JOURNALIST: But at what point does I guess, a leader's unpopularity as polls tighten, mean the difference between a Labor loss and a Labor win at an election?
SHORTEN: We both know that if you look at all of my commentary whilst I've been Opposition Leader, I haven't obsessed about the polls. I think you'll find it was the other fellow who set the test of the polls as to whether or not he was up for the job. Listen, if you if you believe the polls, on any Saturday for the last two years Labor probably would have won an election. But we know that doesn't really matter because there's no election. No, what I'll do is not talk about myself, not talk about you know, the day to day political nonsense. What Australians want is a vision for the future. What they want is the political parties in touch with their lives. Standing here in this fantastic school, what I say to the parents of this school is, we'll make sure that you don't have to pay greater fees. We'll make sure that we put downward pressure on your electricity prices. We'll make sure that when your children are sick, you can afford to go and see a doctor. We'll make sure as you grow older that we actually have the overhaul of aged care which this country needs, and will make sure that if you earn less than $120,000 a year, you're going to get a bigger tax refund from Labor because we're on the side of working class people.
Perhaps one last question.
JOURNALIST: Just back to my previous question, can I ask what would you do with those on Manus and Nauru who have been deemed not to be refugees? I mean how are you going to get them out of detention?
SHORTEN: Well, we've got to resettle them somewhere. But I will tell you what I'm not going to do. I'm not going to keep people indefinitely in Manus and Nauru, but that doesn't mean bringing these people to Australia. I want to say loudly and clearly to the people smugglers who watch the Australian news, don't you believe what Mr. Dutton says. If Labor gets elected, we're not going to let you start your vile trade again. But what I also say is that I don't want to use these people on Manus and Nauru as political footballs. We will concentrate and put the resources in to resettle these people regionally and that's what we're going to do.
JOURNALIST: Can I just ask one more local question. Can Labor win the seat of Mayo?
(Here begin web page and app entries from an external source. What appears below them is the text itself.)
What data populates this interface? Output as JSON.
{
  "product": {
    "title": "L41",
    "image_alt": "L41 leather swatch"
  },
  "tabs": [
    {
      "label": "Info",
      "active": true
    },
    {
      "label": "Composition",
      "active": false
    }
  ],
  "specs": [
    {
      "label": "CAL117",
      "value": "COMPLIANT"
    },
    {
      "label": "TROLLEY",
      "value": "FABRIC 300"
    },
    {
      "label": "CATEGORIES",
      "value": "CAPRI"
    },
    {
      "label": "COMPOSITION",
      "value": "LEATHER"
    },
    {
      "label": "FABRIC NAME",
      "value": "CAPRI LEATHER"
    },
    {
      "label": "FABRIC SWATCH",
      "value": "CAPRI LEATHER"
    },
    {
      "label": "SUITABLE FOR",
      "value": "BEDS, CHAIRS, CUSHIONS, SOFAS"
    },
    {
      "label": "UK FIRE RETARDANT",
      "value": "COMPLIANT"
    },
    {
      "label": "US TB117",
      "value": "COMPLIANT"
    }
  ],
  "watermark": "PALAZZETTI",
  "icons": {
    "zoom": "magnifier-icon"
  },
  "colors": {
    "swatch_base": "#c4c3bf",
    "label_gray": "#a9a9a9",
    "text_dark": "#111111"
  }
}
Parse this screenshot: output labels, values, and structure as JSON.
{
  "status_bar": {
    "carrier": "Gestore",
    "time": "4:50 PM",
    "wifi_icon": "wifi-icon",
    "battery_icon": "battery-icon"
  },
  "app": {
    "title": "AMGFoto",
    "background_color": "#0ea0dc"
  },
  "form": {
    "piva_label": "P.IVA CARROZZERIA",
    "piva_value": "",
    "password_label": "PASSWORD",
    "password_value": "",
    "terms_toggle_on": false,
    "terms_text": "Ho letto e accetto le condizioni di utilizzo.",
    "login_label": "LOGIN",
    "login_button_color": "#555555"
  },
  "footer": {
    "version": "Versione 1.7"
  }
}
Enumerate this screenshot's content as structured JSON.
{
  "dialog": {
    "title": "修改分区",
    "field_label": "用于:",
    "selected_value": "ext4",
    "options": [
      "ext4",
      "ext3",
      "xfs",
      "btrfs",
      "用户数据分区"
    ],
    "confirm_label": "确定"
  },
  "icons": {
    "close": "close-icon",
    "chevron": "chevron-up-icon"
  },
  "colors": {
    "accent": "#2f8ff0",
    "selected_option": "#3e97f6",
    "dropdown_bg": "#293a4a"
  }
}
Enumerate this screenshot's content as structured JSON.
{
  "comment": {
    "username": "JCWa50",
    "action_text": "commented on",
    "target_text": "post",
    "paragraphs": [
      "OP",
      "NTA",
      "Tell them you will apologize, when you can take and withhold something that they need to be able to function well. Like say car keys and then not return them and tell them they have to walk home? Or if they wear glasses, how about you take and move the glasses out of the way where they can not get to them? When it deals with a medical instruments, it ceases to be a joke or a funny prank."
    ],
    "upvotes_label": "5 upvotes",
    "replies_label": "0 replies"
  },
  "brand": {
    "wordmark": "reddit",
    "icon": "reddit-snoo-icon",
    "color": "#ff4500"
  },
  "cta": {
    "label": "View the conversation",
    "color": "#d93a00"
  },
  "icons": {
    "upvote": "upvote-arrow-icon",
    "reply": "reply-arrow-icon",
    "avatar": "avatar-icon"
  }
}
SHORTEN: I think it's an uphill climb. I think that's a generous way to put it, isn't it? But I tell you in Mayo, under Mr Turnbull the public schools there are getting cut by about $10 million. Even the local Catholic schools are getting cut by $4 million. I’d say to the voters in Mayo, you've got a fantastic chance to tell this government nationally they're on the wrong track. They're on the wrong track when they're prioritising giving $17 billion to the big banks, but they're cutting funding to hospitals and schools, TAFE and university. It's all about priorities. We stand for everyday people. Mr Turnbull stands for the top end of town.